EXERCISE DIRECTIONS
Drop all images. Then write out each line below exactly as given.

DATA SECTION
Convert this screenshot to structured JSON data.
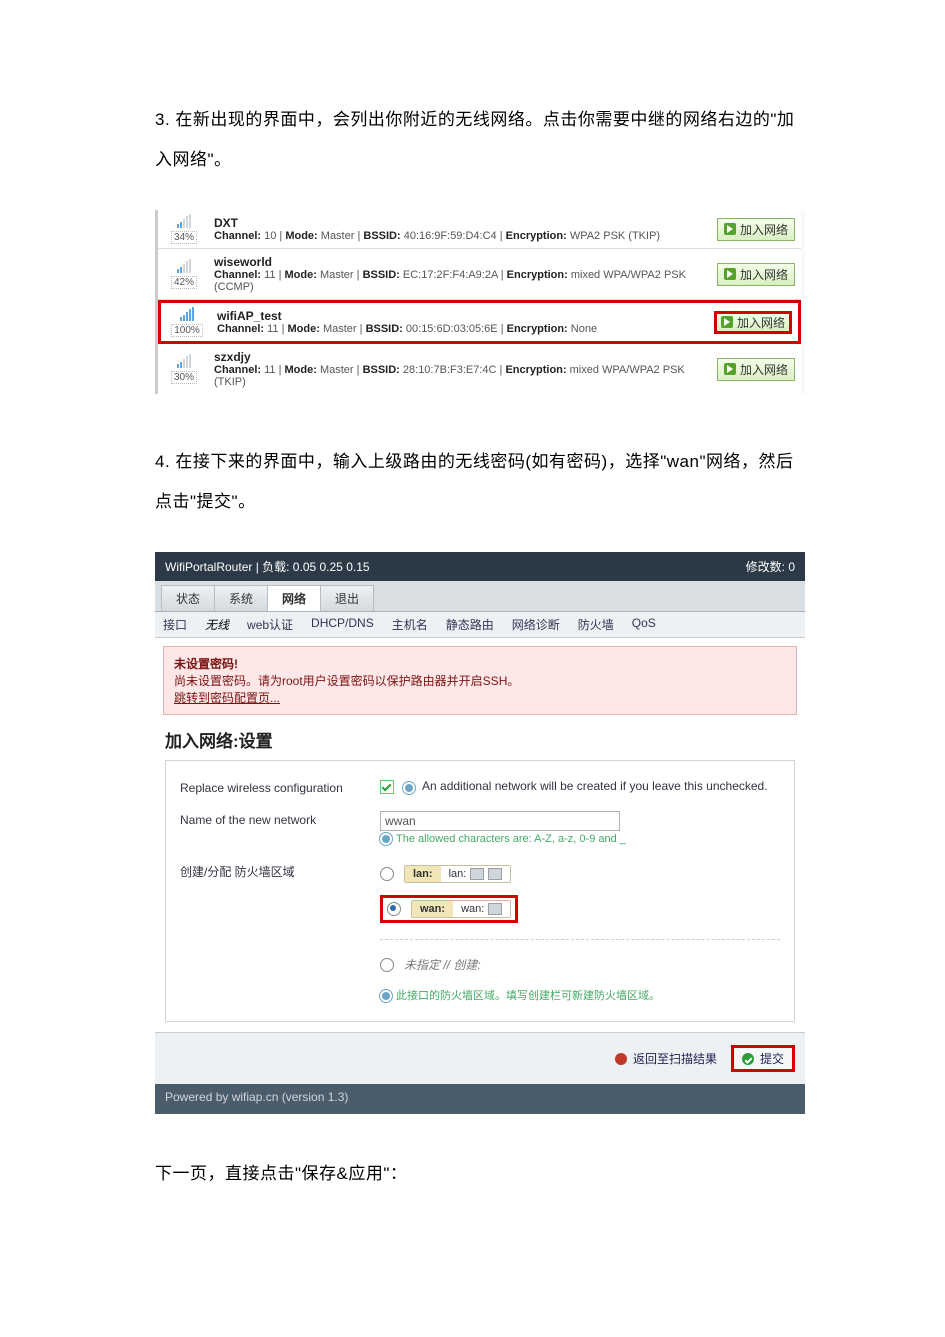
{
  "instruction_3": "3. 在新出现的界面中，会列出你附近的无线网络。点击你需要中继的网络右边的\"加入网络\"。",
  "instruction_4": "4. 在接下来的界面中，输入上级路由的无线密码(如有密码)，选择\"wan\"网络，然后点击\"提交\"。",
  "instruction_next": "下一页，直接点击\"保存&应用\"：",
  "netlist": {
    "join_label": "加入网络",
    "items": [
      {
        "percent": "34%",
        "ssid": "DXT",
        "meta_html": "Channel: 10 | Mode: Master | BSSID: 40:16:9F:59:D4:C4 | Encryption: WPA2 PSK (TKIP)",
        "hl": false,
        "bars_on": 2
      },
      {
        "percent": "42%",
        "ssid": "wiseworld",
        "meta_html": "Channel: 11 | Mode: Master | BSSID: EC:17:2F:F4:A9:2A | Encryption: mixed WPA/WPA2 PSK (CCMP)",
        "hl": false,
        "bars_on": 2
      },
      {
        "percent": "100%",
        "ssid": "wifiAP_test",
        "meta_html": "Channel: 11 | Mode: Master | BSSID: 00:15:6D:03:05:6E | Encryption: None",
        "hl": true,
        "bars_on": 5
      },
      {
        "percent": "30%",
        "ssid": "szxdjy",
        "meta_html": "Channel: 11 | Mode: Master | BSSID: 28:10:7B:F3:E7:4C | Encryption: mixed WPA/WPA2 PSK (TKIP)",
        "hl": false,
        "bars_on": 2
      }
    ]
  },
  "luci": {
    "header_left": "WifiPortalRouter | 负载: 0.05 0.25 0.15",
    "header_right": "修改数: 0",
    "top_tabs": {
      "t0": "状态",
      "t1": "系统",
      "t2": "网络",
      "t3": "退出"
    },
    "sub_tabs": {
      "s0": "接口",
      "s1": "无线",
      "s2": "web认证",
      "s3": "DHCP/DNS",
      "s4": "主机名",
      "s5": "静态路由",
      "s6": "网络诊断",
      "s7": "防火墙",
      "s8": "QoS"
    },
    "warn_title": "未设置密码!",
    "warn_body": "尚未设置密码。请为root用户设置密码以保护路由器并开启SSH。",
    "warn_link": "跳转到密码配置页...",
    "section_title": "加入网络:设置",
    "row_replace_label": "Replace wireless configuration",
    "row_replace_hint": "An additional network will be created if you leave this unchecked.",
    "row_name_label": "Name of the new network",
    "row_name_value": "wwan",
    "row_name_hint": "The allowed characters are: A-Z, a-z, 0-9 and _",
    "row_zone_label": "创建/分配 防火墙区域",
    "zones": {
      "lan_tag": "lan:",
      "lan_if": "lan:",
      "wan_tag": "wan:",
      "wan_if": "wan:",
      "none": "未指定 // 创建:"
    },
    "zone_hint": "此接口的防火墙区域。填写创建栏可新建防火墙区域。",
    "back_label": "返回至扫描结果",
    "submit_label": "提交",
    "powered": "Powered by wifiap.cn (version 1.3)"
  }
}
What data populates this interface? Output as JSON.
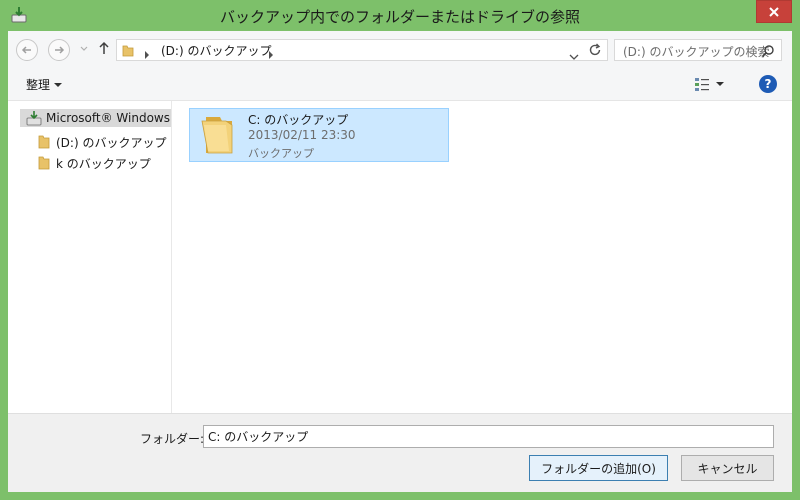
{
  "window": {
    "title": "バックアップ内でのフォルダーまたはドライブの参照"
  },
  "navigation": {
    "address": "(D:) のバックアップ",
    "search_placeholder": "(D:) のバックアップの検索"
  },
  "toolbar": {
    "organize_label": "整理",
    "help_label": "?"
  },
  "tree": {
    "items": [
      {
        "label": "Microsoft® Windows"
      },
      {
        "label": "(D:) のバックアップ"
      },
      {
        "label": "k のバックアップ"
      }
    ]
  },
  "content": {
    "items": [
      {
        "name": "C: のバックアップ",
        "date": "2013/02/11 23:30",
        "type": "バックアップ"
      }
    ]
  },
  "footer": {
    "folder_label": "フォルダー:",
    "folder_value": "C: のバックアップ",
    "add_button": "フォルダーの追加(O)",
    "cancel_button": "キャンセル"
  },
  "colors": {
    "frame": "#7dc06a",
    "close_button": "#c7413a",
    "selection": "#cce8ff",
    "selection_border": "#99d1ff"
  },
  "icons": {
    "app": "backup-app-icon",
    "close": "close-icon",
    "back": "back-arrow-icon",
    "forward": "forward-arrow-icon",
    "up": "up-arrow-icon",
    "refresh": "refresh-icon",
    "search": "search-icon",
    "folder": "folder-icon",
    "view": "view-options-icon",
    "help": "help-icon"
  }
}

ANSWER SECTION
Convert this screenshot to structured JSON data.
{
  "instruction_3": "3. 在新出现的界面中，会列出你附近的无线网络。点击你需要中继的网络右边的\"加入网络\"。",
  "instruction_4": "4. 在接下来的界面中，输入上级路由的无线密码(如有密码)，选择\"wan\"网络，然后点击\"提交\"。",
  "instruction_next": "下一页，直接点击\"保存&应用\"：",
  "netlist": {
    "join_label": "加入网络",
    "items": [
      {
        "percent": "34%",
        "ssid": "DXT",
        "meta_html": "Channel: 10 | Mode: Master | BSSID: 40:16:9F:59:D4:C4 | Encryption: WPA2 PSK (TKIP)",
        "hl": false,
        "bars_on": 2
      },
      {
        "percent": "42%",
        "ssid": "wiseworld",
        "meta_html": "Channel: 11 | Mode: Master | BSSID: EC:17:2F:F4:A9:2A | Encryption: mixed WPA/WPA2 PSK (CCMP)",
        "hl": false,
        "bars_on": 2
      },
      {
        "percent": "100%",
        "ssid": "wifiAP_test",
        "meta_html": "Channel: 11 | Mode: Master | BSSID: 00:15:6D:03:05:6E | Encryption: None",
        "hl": true,
        "bars_on": 5
      },
      {
        "percent": "30%",
        "ssid": "szxdjy",
        "meta_html": "Channel: 11 | Mode: Master | BSSID: 28:10:7B:F3:E7:4C | Encryption: mixed WPA/WPA2 PSK (TKIP)",
        "hl": false,
        "bars_on": 2
      }
    ]
  },
  "luci": {
    "header_left": "WifiPortalRouter | 负载: 0.05 0.25 0.15",
    "header_right": "修改数: 0",
    "top_tabs": {
      "t0": "状态",
      "t1": "系统",
      "t2": "网络",
      "t3": "退出"
    },
    "sub_tabs": {
      "s0": "接口",
      "s1": "无线",
      "s2": "web认证",
      "s3": "DHCP/DNS",
      "s4": "主机名",
      "s5": "静态路由",
      "s6": "网络诊断",
      "s7": "防火墙",
      "s8": "QoS"
    },
    "warn_title": "未设置密码!",
    "warn_body": "尚未设置密码。请为root用户设置密码以保护路由器并开启SSH。",
    "warn_link": "跳转到密码配置页...",
    "section_title": "加入网络:设置",
    "row_replace_label": "Replace wireless configuration",
    "row_replace_hint": "An additional network will be created if you leave this unchecked.",
    "row_name_label": "Name of the new network",
    "row_name_value": "wwan",
    "row_name_hint": "The allowed characters are: A-Z, a-z, 0-9 and _",
    "row_zone_label": "创建/分配 防火墙区域",
    "zones": {
      "lan_tag": "lan:",
      "lan_if": "lan:",
      "wan_tag": "wan:",
      "wan_if": "wan:",
      "none": "未指定 // 创建:"
    },
    "zone_hint": "此接口的防火墙区域。填写创建栏可新建防火墙区域。",
    "back_label": "返回至扫描结果",
    "submit_label": "提交",
    "powered": "Powered by wifiap.cn (version 1.3)"
  }
}
What data populates this interface? Output as JSON.
{
  "window": {
    "title": "バックアップ内でのフォルダーまたはドライブの参照"
  },
  "navigation": {
    "address": "(D:) のバックアップ",
    "search_placeholder": "(D:) のバックアップの検索"
  },
  "toolbar": {
    "organize_label": "整理",
    "help_label": "?"
  },
  "tree": {
    "items": [
      {
        "label": "Microsoft® Windows"
      },
      {
        "label": "(D:) のバックアップ"
      },
      {
        "label": "k のバックアップ"
      }
    ]
  },
  "content": {
    "items": [
      {
        "name": "C: のバックアップ",
        "date": "2013/02/11 23:30",
        "type": "バックアップ"
      }
    ]
  },
  "footer": {
    "folder_label": "フォルダー:",
    "folder_value": "C: のバックアップ",
    "add_button": "フォルダーの追加(O)",
    "cancel_button": "キャンセル"
  },
  "colors": {
    "frame": "#7dc06a",
    "close_button": "#c7413a",
    "selection": "#cce8ff",
    "selection_border": "#99d1ff"
  },
  "icons": {
    "app": "backup-app-icon",
    "close": "close-icon",
    "back": "back-arrow-icon",
    "forward": "forward-arrow-icon",
    "up": "up-arrow-icon",
    "refresh": "refresh-icon",
    "search": "search-icon",
    "folder": "folder-icon",
    "view": "view-options-icon",
    "help": "help-icon"
  }
}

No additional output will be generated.